(WORK TO COMPLETE) Please print each entry below exactly as it reads.

(SUPPLIED RECORDS)
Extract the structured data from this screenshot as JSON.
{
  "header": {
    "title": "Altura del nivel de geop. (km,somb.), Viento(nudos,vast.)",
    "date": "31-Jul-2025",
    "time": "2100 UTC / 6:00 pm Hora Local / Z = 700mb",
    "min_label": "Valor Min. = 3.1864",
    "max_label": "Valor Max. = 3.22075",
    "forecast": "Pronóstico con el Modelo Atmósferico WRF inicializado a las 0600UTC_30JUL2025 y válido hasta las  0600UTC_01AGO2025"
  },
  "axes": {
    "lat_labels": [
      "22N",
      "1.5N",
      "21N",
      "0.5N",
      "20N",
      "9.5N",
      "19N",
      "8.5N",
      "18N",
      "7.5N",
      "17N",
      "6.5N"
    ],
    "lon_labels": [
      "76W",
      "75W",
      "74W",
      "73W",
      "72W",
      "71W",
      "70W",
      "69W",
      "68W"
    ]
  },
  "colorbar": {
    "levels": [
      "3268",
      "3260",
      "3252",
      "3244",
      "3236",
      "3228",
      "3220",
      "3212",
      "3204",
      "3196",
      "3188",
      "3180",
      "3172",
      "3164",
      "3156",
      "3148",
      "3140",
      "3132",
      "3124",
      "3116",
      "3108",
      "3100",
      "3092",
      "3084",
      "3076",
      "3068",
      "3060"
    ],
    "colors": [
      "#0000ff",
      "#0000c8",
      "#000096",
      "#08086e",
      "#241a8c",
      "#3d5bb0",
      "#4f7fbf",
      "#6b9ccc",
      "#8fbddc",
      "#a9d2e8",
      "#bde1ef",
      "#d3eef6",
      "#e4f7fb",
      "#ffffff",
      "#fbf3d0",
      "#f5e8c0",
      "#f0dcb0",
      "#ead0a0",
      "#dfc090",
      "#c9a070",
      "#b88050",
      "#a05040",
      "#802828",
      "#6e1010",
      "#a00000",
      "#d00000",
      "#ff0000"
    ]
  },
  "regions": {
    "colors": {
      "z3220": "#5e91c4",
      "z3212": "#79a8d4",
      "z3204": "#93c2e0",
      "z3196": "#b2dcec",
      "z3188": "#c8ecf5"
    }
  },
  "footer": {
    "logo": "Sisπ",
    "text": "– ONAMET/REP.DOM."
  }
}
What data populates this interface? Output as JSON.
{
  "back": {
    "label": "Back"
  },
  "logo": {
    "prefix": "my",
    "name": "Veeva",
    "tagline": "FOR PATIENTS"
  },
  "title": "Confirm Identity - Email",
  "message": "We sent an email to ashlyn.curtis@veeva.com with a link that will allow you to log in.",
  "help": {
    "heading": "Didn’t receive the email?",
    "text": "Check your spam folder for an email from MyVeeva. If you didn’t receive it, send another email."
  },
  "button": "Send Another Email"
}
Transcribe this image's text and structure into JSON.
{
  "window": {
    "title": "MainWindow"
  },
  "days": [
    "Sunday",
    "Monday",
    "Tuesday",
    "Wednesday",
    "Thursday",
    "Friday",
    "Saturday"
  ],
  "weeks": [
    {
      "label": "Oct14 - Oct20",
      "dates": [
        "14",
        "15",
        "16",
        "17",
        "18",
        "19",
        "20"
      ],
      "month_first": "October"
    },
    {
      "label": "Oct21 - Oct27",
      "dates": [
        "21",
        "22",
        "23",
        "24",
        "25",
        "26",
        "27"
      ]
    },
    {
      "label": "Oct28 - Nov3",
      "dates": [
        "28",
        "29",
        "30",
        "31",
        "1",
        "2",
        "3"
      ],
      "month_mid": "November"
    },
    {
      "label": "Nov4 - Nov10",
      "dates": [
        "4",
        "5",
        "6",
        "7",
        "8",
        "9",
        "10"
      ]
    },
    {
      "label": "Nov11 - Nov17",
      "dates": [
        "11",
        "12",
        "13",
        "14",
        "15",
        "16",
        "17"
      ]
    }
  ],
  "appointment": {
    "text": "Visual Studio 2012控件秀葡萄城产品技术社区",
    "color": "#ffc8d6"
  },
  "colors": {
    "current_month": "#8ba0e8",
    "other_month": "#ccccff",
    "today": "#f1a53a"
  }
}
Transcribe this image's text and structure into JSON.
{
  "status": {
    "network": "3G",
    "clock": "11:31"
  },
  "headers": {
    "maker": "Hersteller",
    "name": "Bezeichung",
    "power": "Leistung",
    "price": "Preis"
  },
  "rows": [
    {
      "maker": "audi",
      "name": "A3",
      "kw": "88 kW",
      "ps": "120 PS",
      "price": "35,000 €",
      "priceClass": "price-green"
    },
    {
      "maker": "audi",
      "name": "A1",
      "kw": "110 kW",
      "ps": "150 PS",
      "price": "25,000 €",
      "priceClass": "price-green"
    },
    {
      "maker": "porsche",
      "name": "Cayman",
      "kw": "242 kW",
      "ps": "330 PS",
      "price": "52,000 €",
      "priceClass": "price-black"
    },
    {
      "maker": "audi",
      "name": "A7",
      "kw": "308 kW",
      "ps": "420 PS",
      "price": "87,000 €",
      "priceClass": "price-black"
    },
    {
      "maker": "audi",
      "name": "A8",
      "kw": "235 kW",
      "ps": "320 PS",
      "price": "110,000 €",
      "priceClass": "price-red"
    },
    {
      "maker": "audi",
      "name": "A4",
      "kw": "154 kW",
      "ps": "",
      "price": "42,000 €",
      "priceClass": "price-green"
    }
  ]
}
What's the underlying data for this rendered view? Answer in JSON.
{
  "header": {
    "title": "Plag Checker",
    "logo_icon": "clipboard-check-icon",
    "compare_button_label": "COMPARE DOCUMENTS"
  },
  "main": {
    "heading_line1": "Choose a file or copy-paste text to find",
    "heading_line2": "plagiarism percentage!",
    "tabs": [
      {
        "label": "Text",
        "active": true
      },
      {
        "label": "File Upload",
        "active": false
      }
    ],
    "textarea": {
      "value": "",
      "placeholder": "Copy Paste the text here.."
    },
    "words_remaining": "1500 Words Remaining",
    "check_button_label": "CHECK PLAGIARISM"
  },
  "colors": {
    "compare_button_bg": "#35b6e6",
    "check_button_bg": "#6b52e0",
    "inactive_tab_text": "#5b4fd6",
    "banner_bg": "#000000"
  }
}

(SOLVED PROBLEM)
Extract the structured data from this screenshot as JSON.
{
  "header": {
    "title": "Altura del nivel de geop. (km,somb.), Viento(nudos,vast.)",
    "date": "31-Jul-2025",
    "time": "2100 UTC / 6:00 pm Hora Local / Z = 700mb",
    "min_label": "Valor Min. = 3.1864",
    "max_label": "Valor Max. = 3.22075",
    "forecast": "Pronóstico con el Modelo Atmósferico WRF inicializado a las 0600UTC_30JUL2025 y válido hasta las  0600UTC_01AGO2025"
  },
  "axes": {
    "lat_labels": [
      "22N",
      "1.5N",
      "21N",
      "0.5N",
      "20N",
      "9.5N",
      "19N",
      "8.5N",
      "18N",
      "7.5N",
      "17N",
      "6.5N"
    ],
    "lon_labels": [
      "76W",
      "75W",
      "74W",
      "73W",
      "72W",
      "71W",
      "70W",
      "69W",
      "68W"
    ]
  },
  "colorbar": {
    "levels": [
      "3268",
      "3260",
      "3252",
      "3244",
      "3236",
      "3228",
      "3220",
      "3212",
      "3204",
      "3196",
      "3188",
      "3180",
      "3172",
      "3164",
      "3156",
      "3148",
      "3140",
      "3132",
      "3124",
      "3116",
      "3108",
      "3100",
      "3092",
      "3084",
      "3076",
      "3068",
      "3060"
    ],
    "colors": [
      "#0000ff",
      "#0000c8",
      "#000096",
      "#08086e",
      "#241a8c",
      "#3d5bb0",
      "#4f7fbf",
      "#6b9ccc",
      "#8fbddc",
      "#a9d2e8",
      "#bde1ef",
      "#d3eef6",
      "#e4f7fb",
      "#ffffff",
      "#fbf3d0",
      "#f5e8c0",
      "#f0dcb0",
      "#ead0a0",
      "#dfc090",
      "#c9a070",
      "#b88050",
      "#a05040",
      "#802828",
      "#6e1010",
      "#a00000",
      "#d00000",
      "#ff0000"
    ]
  },
  "regions": {
    "colors": {
      "z3220": "#5e91c4",
      "z3212": "#79a8d4",
      "z3204": "#93c2e0",
      "z3196": "#b2dcec",
      "z3188": "#c8ecf5"
    }
  },
  "footer": {
    "logo": "Sisπ",
    "text": "– ONAMET/REP.DOM."
  }
}
What data populates this interface? Output as JSON.
{
  "back": {
    "label": "Back"
  },
  "logo": {
    "prefix": "my",
    "name": "Veeva",
    "tagline": "FOR PATIENTS"
  },
  "title": "Confirm Identity - Email",
  "message": "We sent an email to ashlyn.curtis@veeva.com with a link that will allow you to log in.",
  "help": {
    "heading": "Didn’t receive the email?",
    "text": "Check your spam folder for an email from MyVeeva. If you didn’t receive it, send another email."
  },
  "button": "Send Another Email"
}
Transcribe this image's text and structure into JSON.
{
  "window": {
    "title": "MainWindow"
  },
  "days": [
    "Sunday",
    "Monday",
    "Tuesday",
    "Wednesday",
    "Thursday",
    "Friday",
    "Saturday"
  ],
  "weeks": [
    {
      "label": "Oct14 - Oct20",
      "dates": [
        "14",
        "15",
        "16",
        "17",
        "18",
        "19",
        "20"
      ],
      "month_first": "October"
    },
    {
      "label": "Oct21 - Oct27",
      "dates": [
        "21",
        "22",
        "23",
        "24",
        "25",
        "26",
        "27"
      ]
    },
    {
      "label": "Oct28 - Nov3",
      "dates": [
        "28",
        "29",
        "30",
        "31",
        "1",
        "2",
        "3"
      ],
      "month_mid": "November"
    },
    {
      "label": "Nov4 - Nov10",
      "dates": [
        "4",
        "5",
        "6",
        "7",
        "8",
        "9",
        "10"
      ]
    },
    {
      "label": "Nov11 - Nov17",
      "dates": [
        "11",
        "12",
        "13",
        "14",
        "15",
        "16",
        "17"
      ]
    }
  ],
  "appointment": {
    "text": "Visual Studio 2012控件秀葡萄城产品技术社区",
    "color": "#ffc8d6"
  },
  "colors": {
    "current_month": "#8ba0e8",
    "other_month": "#ccccff",
    "today": "#f1a53a"
  }
}
Transcribe this image's text and structure into JSON.
{
  "status": {
    "network": "3G",
    "clock": "11:31"
  },
  "headers": {
    "maker": "Hersteller",
    "name": "Bezeichung",
    "power": "Leistung",
    "price": "Preis"
  },
  "rows": [
    {
      "maker": "audi",
      "name": "A3",
      "kw": "88 kW",
      "ps": "120 PS",
      "price": "35,000 €",
      "priceClass": "price-green"
    },
    {
      "maker": "audi",
      "name": "A1",
      "kw": "110 kW",
      "ps": "150 PS",
      "price": "25,000 €",
      "priceClass": "price-green"
    },
    {
      "maker": "porsche",
      "name": "Cayman",
      "kw": "242 kW",
      "ps": "330 PS",
      "price": "52,000 €",
      "priceClass": "price-black"
    },
    {
      "maker": "audi",
      "name": "A7",
      "kw": "308 kW",
      "ps": "420 PS",
      "price": "87,000 €",
      "priceClass": "price-black"
    },
    {
      "maker": "audi",
      "name": "A8",
      "kw": "235 kW",
      "ps": "320 PS",
      "price": "110,000 €",
      "priceClass": "price-red"
    },
    {
      "maker": "audi",
      "name": "A4",
      "kw": "154 kW",
      "ps": "",
      "price": "42,000 €",
      "priceClass": "price-green"
    }
  ]
}
What's the underlying data for this rendered view? Answer in JSON.
{
  "header": {
    "title": "Plag Checker",
    "logo_icon": "clipboard-check-icon",
    "compare_button_label": "COMPARE DOCUMENTS"
  },
  "main": {
    "heading_line1": "Choose a file or copy-paste text to find",
    "heading_line2": "plagiarism percentage!",
    "tabs": [
      {
        "label": "Text",
        "active": true
      },
      {
        "label": "File Upload",
        "active": false
      }
    ],
    "textarea": {
      "value": "",
      "placeholder": "Copy Paste the text here.."
    },
    "words_remaining": "1500 Words Remaining",
    "check_button_label": "CHECK PLAGIARISM"
  },
  "colors": {
    "compare_button_bg": "#35b6e6",
    "check_button_bg": "#6b52e0",
    "inactive_tab_text": "#5b4fd6",
    "banner_bg": "#000000"
  }
}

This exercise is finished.